When we view our homes as centers of active production, instead of places of passive consumption, we gain an entirely different perspective on the value and meaning of work.
The important work of home includes cooking nourishing meals from scratch with well-sourced ingredients, baking a loaf of bread to satisfy those seemingly bottomless little bellies, healing sick children with time-honored home remedies and rest, tending to the daily needs of active, growing babes.
The valuable work of home involves opening up a manual with a six-year-old and an almost two-year-old to fix a pesky toilet with Daddy, and spotting the priceless look in a big brother's eyes when he reads the instructions and realizes exactly how the plumbing system operates.
The work of home consists of the daily endeavor to determine what we can make instead of buy, what we can upcycle instead of recycle, what we can insource rather than outsource. The work of home means finding ways to produce more of our own food, fuel, and clothing and better manage our energy and waste. It means creating, not purchasing, our own entertainment and fun, and being together as a family more than apart.
The work of home is all about becoming more self-reliant and less dependent on money and factories and a pervasive consumer culture.
The work of home means rejecting industrial values and reconnecting with the simple values of home, family, and community that sustained generations.
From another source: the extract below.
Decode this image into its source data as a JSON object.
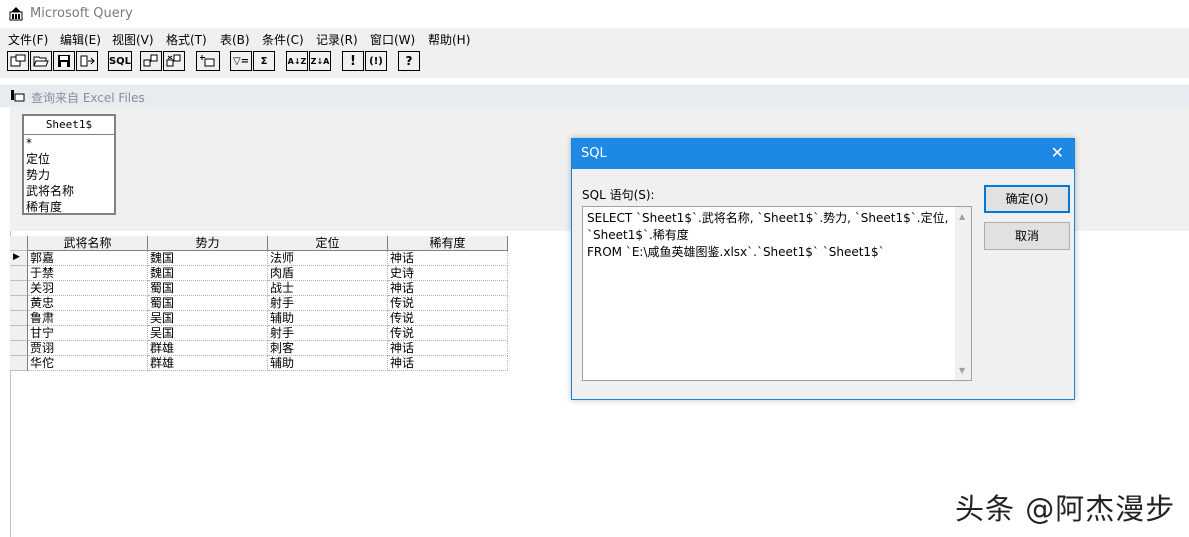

In the new Winter issue of Mother Earth News, the editor's note states:
"For decades, our culture has moved further and further away from a hands-on, do-it-yourself approach to daily life. Our food comes from the grocery store or the nearest fast-food outlet, furniture arrives in boxes with a few hex wrenches and instructions for 'easy' assembly, and cars are so computerized that only trained mechanics dare try to maintain them. Important practices, such as baking bread, preserving food, raising animals and chopping wood to warm our homes are being lost. We've come to rely on mega-corporations for everything from our daily bread to the drugs that treat conditions we didn't even know we had."
For my husband and me, with so much of our lifetimes spent preparing for and participating in a consumption-based economy, learning the increasingly rare skills of home production and do-it-yourself-ness is an important calling. We are frequently dismayed at how far removed we are from the basic elements of human life, how little we know about providing our own food, fiber and fuel. In the weeks to come, we will be taking bigger steps to increase our self-reliance and boost our home production.
There is so much good work to do at home, so much value in producing for our families and striving to live more sustainably and self-sufficiently. We should all take tremendous pride in the important work of home.